In an election that's supposed to be about the economy, tragic deaths overseas push foreign policy onto the political stage in the race between Mitt Romney and President Obama. While Romney seems to have lost the initial battle, questions remain about the administration's Middle East goals.
Join NPR's Ron Elving and Ken Rudin for the latest "It's All Politics" roundup.
After the deadly attack on the U.S. Consulate in Libya earlier this week, Google took down the YouTube video said to have sparked the violence — but only in Libya and in Egypt, where anti-American protests also flared up.
It's an example of the challenges of balancing U.S. free speech concerns and of something known as the "heckler's veto."
The Innocence of Muslims isn't the only YouTube video that can be seen in the U.S. but not elsewhere. Nazi propaganda is banned in Germany, for example, and slurs against Turkey's founder don't appear in that country.
A new biography of the late folk artist Clementine Hunter offers a fuller portrait of her life, from domestic servant at Melrose Plantation in Natchitoches Parish to artistic fame as a widely-collected painter and muralist. Coauthor Tom Whitehead says he draws from the many visits he had with Hunter that went on for nearly two decades. Whitehead will sign copies of "Clementine Hunter: Her Life and Art" at Barnes and Noble, Sept. 15, from 11 a.m. to 1 p.m.
The late commentator Archie McDonald began his academic career at Stephen F. Austin State University in 1964 as an assistant professor of history. He was a lifelong teacher, and we remember his tribute to the profession in this encore commentary from 2004.
Bill Beckett talks with Classical Guitarist Giovanni de Chiaro who will perform a recital as part of the new performance series at St. George's Episcopal Church in Bossier City this Sunday Afternoon at 2:00 p.m. The Church is located at 1959 Airline Dr. in Bossier City. The concert is free and open to all and Free Will Offerings will be accepted.
Twice in all of history, humans have managed to eradicate a devastating disease. You've heard of the first one, I suspect: smallpox. But rinderpest?
That's a German word for "cattle plague" a feared companion of cattle throughout history. When outbreaks occurred, as in Europe of the 1700s or Africa in the 1880s, entire herds were wiped out and communities went hungry. Now the disease is gone, eliminated from the face of the earth.
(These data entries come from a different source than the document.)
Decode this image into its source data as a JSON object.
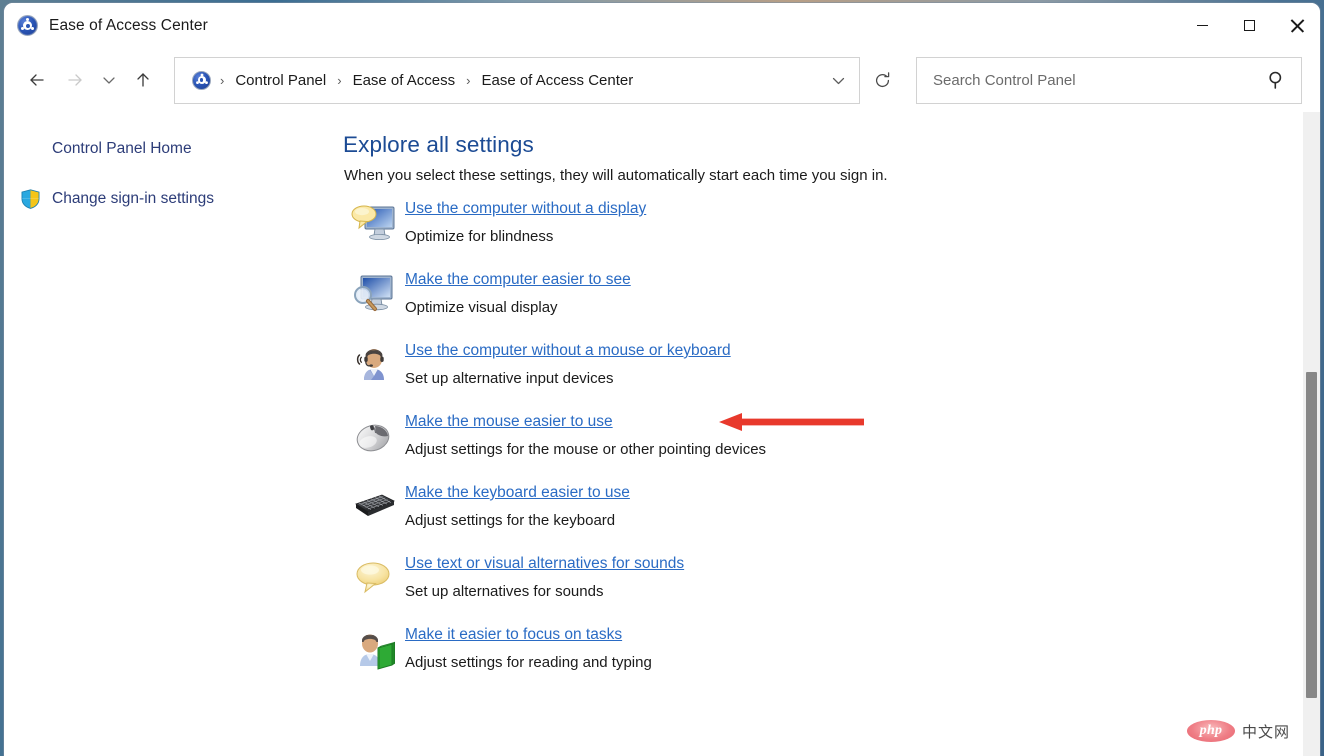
{
  "window": {
    "title": "Ease of Access Center",
    "icon": "ease-of-access-icon",
    "controls": {
      "minimize": "Minimize",
      "maximize": "Maximize",
      "close": "Close"
    }
  },
  "nav": {
    "back": "Back",
    "forward": "Forward",
    "recent": "Recent locations",
    "up": "Up",
    "refresh": "Refresh",
    "breadcrumbs": [
      "Control Panel",
      "Ease of Access",
      "Ease of Access Center"
    ],
    "separator": "›",
    "dropdown": "Previous locations"
  },
  "search": {
    "placeholder": "Search Control Panel",
    "value": "",
    "icon": "search-icon"
  },
  "sidebar": {
    "items": [
      {
        "label": "Control Panel Home",
        "icon": null
      },
      {
        "label": "Change sign-in settings",
        "icon": "shield-icon"
      }
    ]
  },
  "main": {
    "title": "Explore all settings",
    "subtitle": "When you select these settings, they will automatically start each time you sign in.",
    "settings": [
      {
        "link": "Use the computer without a display",
        "desc": "Optimize for blindness",
        "icon": "monitor-speech-icon"
      },
      {
        "link": "Make the computer easier to see",
        "desc": "Optimize visual display",
        "icon": "monitor-magnifier-icon"
      },
      {
        "link": "Use the computer without a mouse or keyboard",
        "desc": "Set up alternative input devices",
        "icon": "person-headset-icon"
      },
      {
        "link": "Make the mouse easier to use",
        "desc": "Adjust settings for the mouse or other pointing devices",
        "icon": "mouse-icon",
        "annotated": true
      },
      {
        "link": "Make the keyboard easier to use",
        "desc": "Adjust settings for the keyboard",
        "icon": "keyboard-icon"
      },
      {
        "link": "Use text or visual alternatives for sounds",
        "desc": "Set up alternatives for sounds",
        "icon": "speech-bubble-icon"
      },
      {
        "link": "Make it easier to focus on tasks",
        "desc": "Adjust settings for reading and typing",
        "icon": "person-book-icon"
      }
    ]
  },
  "annotation": {
    "type": "arrow-left",
    "color": "#e8392c",
    "points_at": "Make the mouse easier to use"
  },
  "watermark": {
    "brand": "php",
    "suffix": "中文网"
  },
  "scrollbar": {
    "orientation": "vertical",
    "visible": true
  },
  "colors": {
    "link": "#2a6bc4",
    "heading": "#1c4b94",
    "sidebar_link": "#2c3c78",
    "text": "#1b1b1b",
    "annotation": "#e8392c",
    "window_bg": "#ffffff"
  }
}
The Obama administration has stepped back from remarks by the president earlier this week in which he suggested that Egypt was something less than a firm ally.
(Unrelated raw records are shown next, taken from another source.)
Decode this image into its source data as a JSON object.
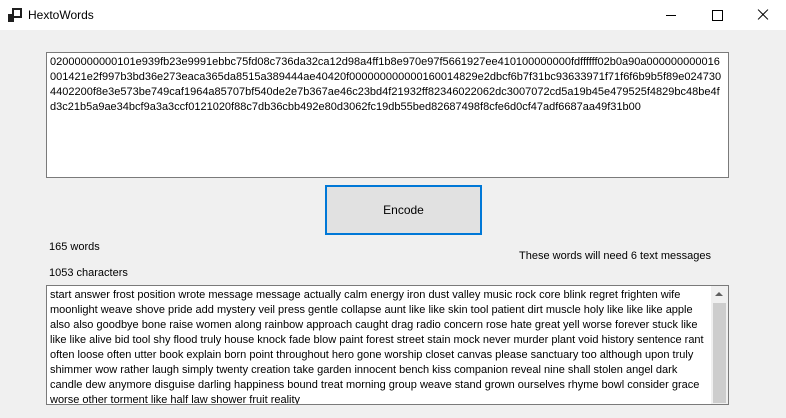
{
  "window": {
    "title": "HextoWords",
    "minimize_icon": "minimize-icon",
    "maximize_icon": "maximize-icon",
    "close_icon": "close-icon"
  },
  "hex_input": {
    "value": "02000000000101e939fb23e9991ebbc75fd08c736da32ca12d98a4ff1b8e970e97f5661927ee410100000000fdffffff02b0a90a000000000016001421e2f997b3bd36e273eaca365da8515a389444ae40420f000000000000160014829e2dbcf6b7f31bc93633971f71f6f6b9b5f89e0247304402200f8e3e573be749caf1964a85707bf540de2e7b367ae46c23bd4f21932ff82346022062dc3007072cd5a19b45e479525f4829bc48be4fd3c21b5a9ae34bcf9a3a3ccf0121020f88c7db36cbb492e80d3062fc19db55bed82687498f8cfe6d0cf47adf6687aa49f31b00"
  },
  "encode_button": {
    "label": "Encode"
  },
  "stats": {
    "word_count": "165 words",
    "char_count": "1053 characters",
    "messages_note": "These words will need 6 text messages"
  },
  "words_output": {
    "text": "start answer frost position wrote message message actually calm energy iron dust valley music rock core blink regret frighten wife moonlight weave shove pride add mystery veil press gentle collapse aunt like like skin tool patient dirt muscle holy like like like apple also also goodbye bone raise women along rainbow approach caught drag radio concern rose hate great yell worse forever stuck like like like alive bid tool shy flood truly house knock fade blow paint forest street stain mock never murder plant void history sentence rant often loose often utter book explain born point throughout hero gone worship closet canvas please sanctuary too although upon truly shimmer wow rather laugh simply twenty creation take garden innocent bench kiss companion reveal nine shall stolen angel dark candle dew anymore disguise darling happiness bound treat morning group weave stand grown ourselves rhyme bowl consider grace worse other torment like half law shower fruit reality"
  }
}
Following unrest in Egypt and the killing of four Americans in Libya that was sparked at least in part by a film seemingly aimed at stoking Muslim anger, Obama, referring to Egypt, told the Spanish-language Telemundo: "I don't think that we would consider them an ally, but we don't consider them an enemy."